▸ About this task:
Copy the records exactly. Include every line.

[[ Source records, beginning ]]

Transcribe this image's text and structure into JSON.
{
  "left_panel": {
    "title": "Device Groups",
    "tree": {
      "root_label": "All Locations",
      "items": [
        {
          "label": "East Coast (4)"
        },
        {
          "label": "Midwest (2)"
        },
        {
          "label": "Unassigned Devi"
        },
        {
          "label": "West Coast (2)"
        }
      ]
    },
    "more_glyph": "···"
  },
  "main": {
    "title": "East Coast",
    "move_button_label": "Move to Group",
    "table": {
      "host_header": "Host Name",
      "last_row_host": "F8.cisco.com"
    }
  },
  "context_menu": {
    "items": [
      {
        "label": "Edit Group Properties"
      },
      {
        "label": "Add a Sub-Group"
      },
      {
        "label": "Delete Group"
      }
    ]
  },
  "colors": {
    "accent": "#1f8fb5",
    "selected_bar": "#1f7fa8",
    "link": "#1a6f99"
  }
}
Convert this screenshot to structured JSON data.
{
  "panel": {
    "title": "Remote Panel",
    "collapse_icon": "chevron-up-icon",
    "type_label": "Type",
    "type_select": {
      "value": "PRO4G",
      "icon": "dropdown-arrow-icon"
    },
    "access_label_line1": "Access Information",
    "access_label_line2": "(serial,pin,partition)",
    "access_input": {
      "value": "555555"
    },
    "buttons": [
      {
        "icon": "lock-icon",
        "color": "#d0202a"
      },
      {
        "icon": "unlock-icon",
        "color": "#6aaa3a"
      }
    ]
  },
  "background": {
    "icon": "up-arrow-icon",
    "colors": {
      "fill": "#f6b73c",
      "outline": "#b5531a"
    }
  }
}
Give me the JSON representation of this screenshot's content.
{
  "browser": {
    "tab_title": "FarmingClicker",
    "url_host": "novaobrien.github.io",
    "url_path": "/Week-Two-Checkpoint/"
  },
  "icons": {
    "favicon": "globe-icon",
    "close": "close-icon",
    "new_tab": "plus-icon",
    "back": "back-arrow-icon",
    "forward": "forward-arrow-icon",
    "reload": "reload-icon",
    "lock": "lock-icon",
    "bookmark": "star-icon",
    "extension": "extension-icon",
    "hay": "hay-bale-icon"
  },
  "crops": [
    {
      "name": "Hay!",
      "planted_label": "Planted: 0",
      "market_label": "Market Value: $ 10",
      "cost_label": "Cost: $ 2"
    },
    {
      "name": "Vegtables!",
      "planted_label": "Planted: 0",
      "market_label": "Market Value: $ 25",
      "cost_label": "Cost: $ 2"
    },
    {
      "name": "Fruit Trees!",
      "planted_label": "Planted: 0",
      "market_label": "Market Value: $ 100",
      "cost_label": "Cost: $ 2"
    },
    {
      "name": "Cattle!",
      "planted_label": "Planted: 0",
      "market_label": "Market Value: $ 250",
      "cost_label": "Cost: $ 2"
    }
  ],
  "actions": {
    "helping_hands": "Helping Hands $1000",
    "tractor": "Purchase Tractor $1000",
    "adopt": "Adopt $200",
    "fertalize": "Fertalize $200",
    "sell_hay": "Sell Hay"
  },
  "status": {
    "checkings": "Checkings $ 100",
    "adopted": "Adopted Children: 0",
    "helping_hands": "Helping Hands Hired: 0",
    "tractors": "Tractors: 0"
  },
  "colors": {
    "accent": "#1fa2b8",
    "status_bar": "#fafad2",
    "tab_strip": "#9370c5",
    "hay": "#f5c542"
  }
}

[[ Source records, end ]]

▸ Answer for the task:
Transcribe this image's text and structure into JSON.
{
  "left_panel": {
    "title": "Device Groups",
    "tree": {
      "root_label": "All Locations",
      "items": [
        {
          "label": "East Coast (4)"
        },
        {
          "label": "Midwest (2)"
        },
        {
          "label": "Unassigned Devi"
        },
        {
          "label": "West Coast (2)"
        }
      ]
    },
    "more_glyph": "···"
  },
  "main": {
    "title": "East Coast",
    "move_button_label": "Move to Group",
    "table": {
      "host_header": "Host Name",
      "last_row_host": "F8.cisco.com"
    }
  },
  "context_menu": {
    "items": [
      {
        "label": "Edit Group Properties"
      },
      {
        "label": "Add a Sub-Group"
      },
      {
        "label": "Delete Group"
      }
    ]
  },
  "colors": {
    "accent": "#1f8fb5",
    "selected_bar": "#1f7fa8",
    "link": "#1a6f99"
  }
}
Convert this screenshot to structured JSON data.
{
  "panel": {
    "title": "Remote Panel",
    "collapse_icon": "chevron-up-icon",
    "type_label": "Type",
    "type_select": {
      "value": "PRO4G",
      "icon": "dropdown-arrow-icon"
    },
    "access_label_line1": "Access Information",
    "access_label_line2": "(serial,pin,partition)",
    "access_input": {
      "value": "555555"
    },
    "buttons": [
      {
        "icon": "lock-icon",
        "color": "#d0202a"
      },
      {
        "icon": "unlock-icon",
        "color": "#6aaa3a"
      }
    ]
  },
  "background": {
    "icon": "up-arrow-icon",
    "colors": {
      "fill": "#f6b73c",
      "outline": "#b5531a"
    }
  }
}
Give me the JSON representation of this screenshot's content.
{
  "browser": {
    "tab_title": "FarmingClicker",
    "url_host": "novaobrien.github.io",
    "url_path": "/Week-Two-Checkpoint/"
  },
  "icons": {
    "favicon": "globe-icon",
    "close": "close-icon",
    "new_tab": "plus-icon",
    "back": "back-arrow-icon",
    "forward": "forward-arrow-icon",
    "reload": "reload-icon",
    "lock": "lock-icon",
    "bookmark": "star-icon",
    "extension": "extension-icon",
    "hay": "hay-bale-icon"
  },
  "crops": [
    {
      "name": "Hay!",
      "planted_label": "Planted: 0",
      "market_label": "Market Value: $ 10",
      "cost_label": "Cost: $ 2"
    },
    {
      "name": "Vegtables!",
      "planted_label": "Planted: 0",
      "market_label": "Market Value: $ 25",
      "cost_label": "Cost: $ 2"
    },
    {
      "name": "Fruit Trees!",
      "planted_label": "Planted: 0",
      "market_label": "Market Value: $ 100",
      "cost_label": "Cost: $ 2"
    },
    {
      "name": "Cattle!",
      "planted_label": "Planted: 0",
      "market_label": "Market Value: $ 250",
      "cost_label": "Cost: $ 2"
    }
  ],
  "actions": {
    "helping_hands": "Helping Hands $1000",
    "tractor": "Purchase Tractor $1000",
    "adopt": "Adopt $200",
    "fertalize": "Fertalize $200",
    "sell_hay": "Sell Hay"
  },
  "status": {
    "checkings": "Checkings $ 100",
    "adopted": "Adopted Children: 0",
    "helping_hands": "Helping Hands Hired: 0",
    "tractors": "Tractors: 0"
  },
  "colors": {
    "accent": "#1fa2b8",
    "status_bar": "#fafad2",
    "tab_strip": "#9370c5",
    "hay": "#f5c542"
  }
}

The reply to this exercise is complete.